WHAT THE TASK REQUIRES
The finished copy should hold every entry exactly as given, and no pictures.

SUPPLIED MATERIAL
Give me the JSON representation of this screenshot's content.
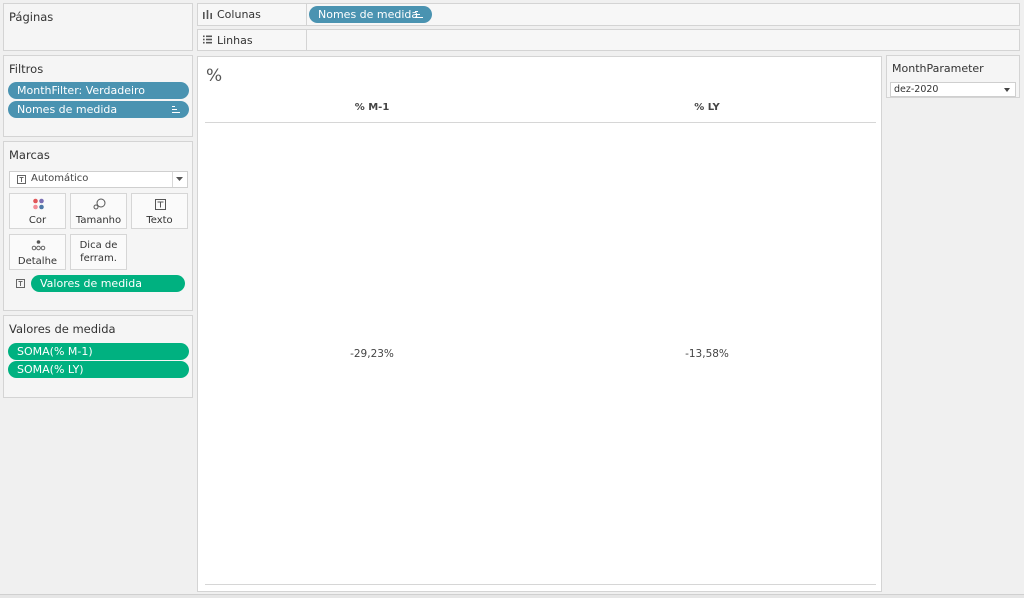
{
  "pages_card": {
    "title": "Páginas"
  },
  "filters_card": {
    "title": "Filtros",
    "pills": [
      {
        "label": "MonthFilter: Verdadeiro"
      },
      {
        "label": "Nomes de medida"
      }
    ]
  },
  "marks_card": {
    "title": "Marcas",
    "mark_type": "Automático",
    "buttons": {
      "color": "Cor",
      "size": "Tamanho",
      "text": "Texto",
      "detail": "Detalhe",
      "tooltip_line1": "Dica de",
      "tooltip_line2": "ferram."
    },
    "text_pill": "Valores de medida"
  },
  "measure_values_card": {
    "title": "Valores de medida",
    "pills": [
      {
        "label": "SOMA(% M-1)"
      },
      {
        "label": "SOMA(% LY)"
      }
    ]
  },
  "shelves": {
    "columns_label": "Colunas",
    "columns_pill": "Nomes de medida",
    "rows_label": "Linhas"
  },
  "view": {
    "title": "%",
    "headers": [
      "% M-1",
      "% LY"
    ],
    "values": [
      "-29,23%",
      "-13,58%"
    ]
  },
  "parameter": {
    "title": "MonthParameter",
    "selected": "dez-2020"
  },
  "colors": {
    "blue_pill": "#4a93b1",
    "green_pill": "#00b180"
  }
}
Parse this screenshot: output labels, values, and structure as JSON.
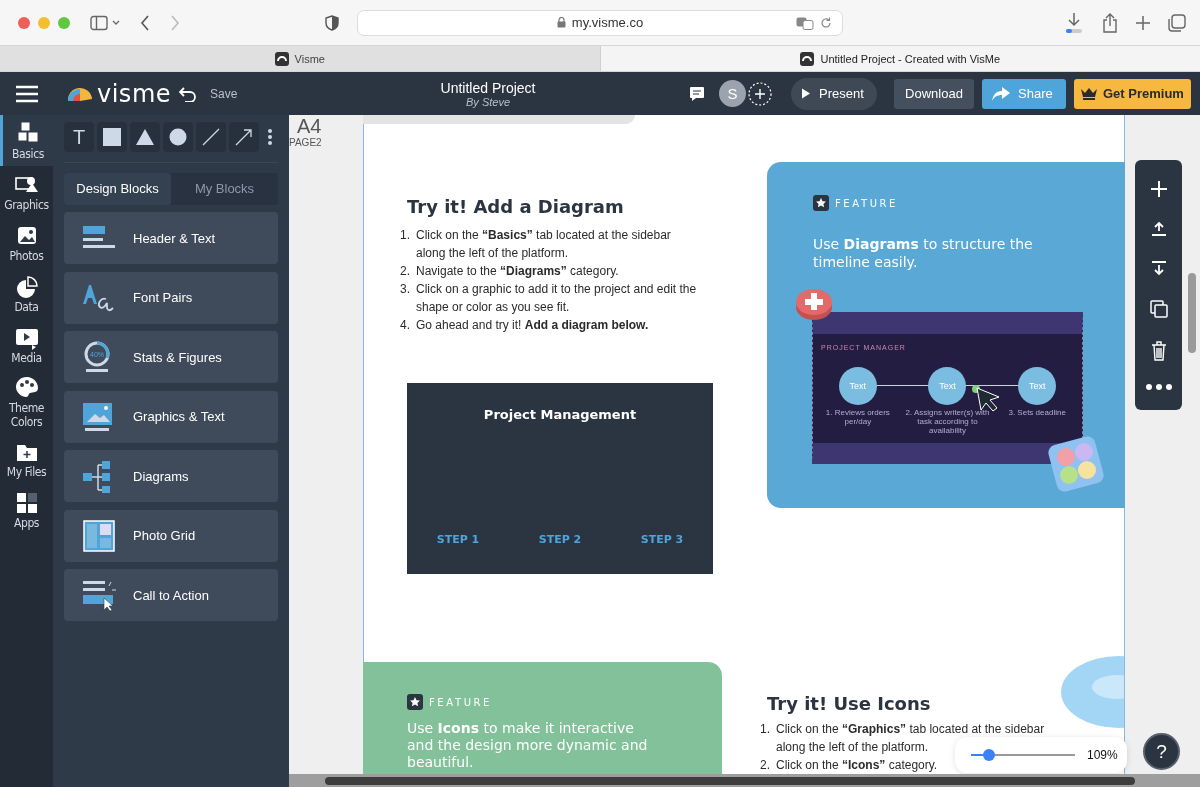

ANSWER FOR THIS EXERCISE
Give me the JSON representation of this screenshot's content.
{
  "pages_card": {
    "title": "Páginas"
  },
  "filters_card": {
    "title": "Filtros",
    "pills": [
      {
        "label": "MonthFilter: Verdadeiro"
      },
      {
        "label": "Nomes de medida"
      }
    ]
  },
  "marks_card": {
    "title": "Marcas",
    "mark_type": "Automático",
    "buttons": {
      "color": "Cor",
      "size": "Tamanho",
      "text": "Texto",
      "detail": "Detalhe",
      "tooltip_line1": "Dica de",
      "tooltip_line2": "ferram."
    },
    "text_pill": "Valores de medida"
  },
  "measure_values_card": {
    "title": "Valores de medida",
    "pills": [
      {
        "label": "SOMA(% M-1)"
      },
      {
        "label": "SOMA(% LY)"
      }
    ]
  },
  "shelves": {
    "columns_label": "Colunas",
    "columns_pill": "Nomes de medida",
    "rows_label": "Linhas"
  },
  "view": {
    "title": "%",
    "headers": [
      "% M-1",
      "% LY"
    ],
    "values": [
      "-29,23%",
      "-13,58%"
    ]
  },
  "parameter": {
    "title": "MonthParameter",
    "selected": "dez-2020"
  },
  "colors": {
    "blue_pill": "#4a93b1",
    "green_pill": "#00b180"
  }
}
Parse this screenshot: output labels, values, and structure as JSON.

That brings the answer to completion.